Items listed in a dataset
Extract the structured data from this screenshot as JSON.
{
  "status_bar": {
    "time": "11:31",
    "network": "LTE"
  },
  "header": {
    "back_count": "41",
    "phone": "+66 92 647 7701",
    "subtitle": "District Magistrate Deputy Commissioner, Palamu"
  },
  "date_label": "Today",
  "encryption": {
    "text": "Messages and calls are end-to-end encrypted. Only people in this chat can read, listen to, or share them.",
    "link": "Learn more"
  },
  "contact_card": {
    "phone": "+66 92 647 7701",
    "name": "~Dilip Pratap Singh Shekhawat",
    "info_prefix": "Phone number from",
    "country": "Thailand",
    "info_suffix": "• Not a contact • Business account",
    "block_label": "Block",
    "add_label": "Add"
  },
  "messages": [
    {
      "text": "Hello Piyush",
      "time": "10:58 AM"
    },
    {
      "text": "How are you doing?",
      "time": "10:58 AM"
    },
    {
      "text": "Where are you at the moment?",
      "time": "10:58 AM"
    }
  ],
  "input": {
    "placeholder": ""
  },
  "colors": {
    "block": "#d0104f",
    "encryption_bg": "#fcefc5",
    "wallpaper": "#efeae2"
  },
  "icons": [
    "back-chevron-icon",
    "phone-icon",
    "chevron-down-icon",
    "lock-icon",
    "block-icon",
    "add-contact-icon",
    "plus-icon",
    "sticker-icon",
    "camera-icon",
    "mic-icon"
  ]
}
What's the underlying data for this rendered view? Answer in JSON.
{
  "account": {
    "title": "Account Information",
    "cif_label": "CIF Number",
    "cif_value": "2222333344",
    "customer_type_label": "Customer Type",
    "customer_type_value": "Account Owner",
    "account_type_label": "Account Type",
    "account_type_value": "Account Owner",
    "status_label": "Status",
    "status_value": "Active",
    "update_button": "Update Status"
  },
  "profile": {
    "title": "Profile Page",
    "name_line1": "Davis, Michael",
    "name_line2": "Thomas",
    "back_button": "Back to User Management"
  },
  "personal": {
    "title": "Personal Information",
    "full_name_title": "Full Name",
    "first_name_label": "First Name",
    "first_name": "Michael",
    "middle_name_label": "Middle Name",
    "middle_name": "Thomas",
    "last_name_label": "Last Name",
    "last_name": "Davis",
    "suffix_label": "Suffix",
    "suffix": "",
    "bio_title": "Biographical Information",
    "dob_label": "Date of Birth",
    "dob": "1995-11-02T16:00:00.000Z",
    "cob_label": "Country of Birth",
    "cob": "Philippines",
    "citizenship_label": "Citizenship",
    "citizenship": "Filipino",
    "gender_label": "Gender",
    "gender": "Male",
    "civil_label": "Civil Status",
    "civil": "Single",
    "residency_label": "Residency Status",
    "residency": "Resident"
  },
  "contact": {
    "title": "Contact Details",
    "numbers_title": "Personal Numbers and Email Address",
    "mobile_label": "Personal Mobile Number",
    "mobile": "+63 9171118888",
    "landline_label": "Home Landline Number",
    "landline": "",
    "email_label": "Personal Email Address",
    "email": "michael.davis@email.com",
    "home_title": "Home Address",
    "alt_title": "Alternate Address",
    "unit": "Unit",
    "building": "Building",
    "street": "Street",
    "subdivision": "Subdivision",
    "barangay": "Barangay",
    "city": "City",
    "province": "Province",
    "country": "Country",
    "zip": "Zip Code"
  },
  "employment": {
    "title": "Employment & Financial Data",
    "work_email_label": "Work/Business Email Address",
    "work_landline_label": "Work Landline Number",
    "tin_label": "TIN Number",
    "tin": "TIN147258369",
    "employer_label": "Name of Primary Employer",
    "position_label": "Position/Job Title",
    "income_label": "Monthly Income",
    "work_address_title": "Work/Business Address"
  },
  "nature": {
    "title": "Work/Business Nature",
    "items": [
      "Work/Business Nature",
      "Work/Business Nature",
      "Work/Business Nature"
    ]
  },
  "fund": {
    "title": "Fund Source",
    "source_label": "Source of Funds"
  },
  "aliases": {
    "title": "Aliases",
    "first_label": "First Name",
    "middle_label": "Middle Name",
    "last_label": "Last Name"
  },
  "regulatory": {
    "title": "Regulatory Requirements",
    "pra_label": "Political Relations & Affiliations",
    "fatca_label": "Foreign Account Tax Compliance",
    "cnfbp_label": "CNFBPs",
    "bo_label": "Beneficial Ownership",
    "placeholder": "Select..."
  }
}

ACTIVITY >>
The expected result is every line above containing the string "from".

EXERCISE ANSWER >>
Extract the structured data from this screenshot as JSON.
    "info_prefix": "Phone number from",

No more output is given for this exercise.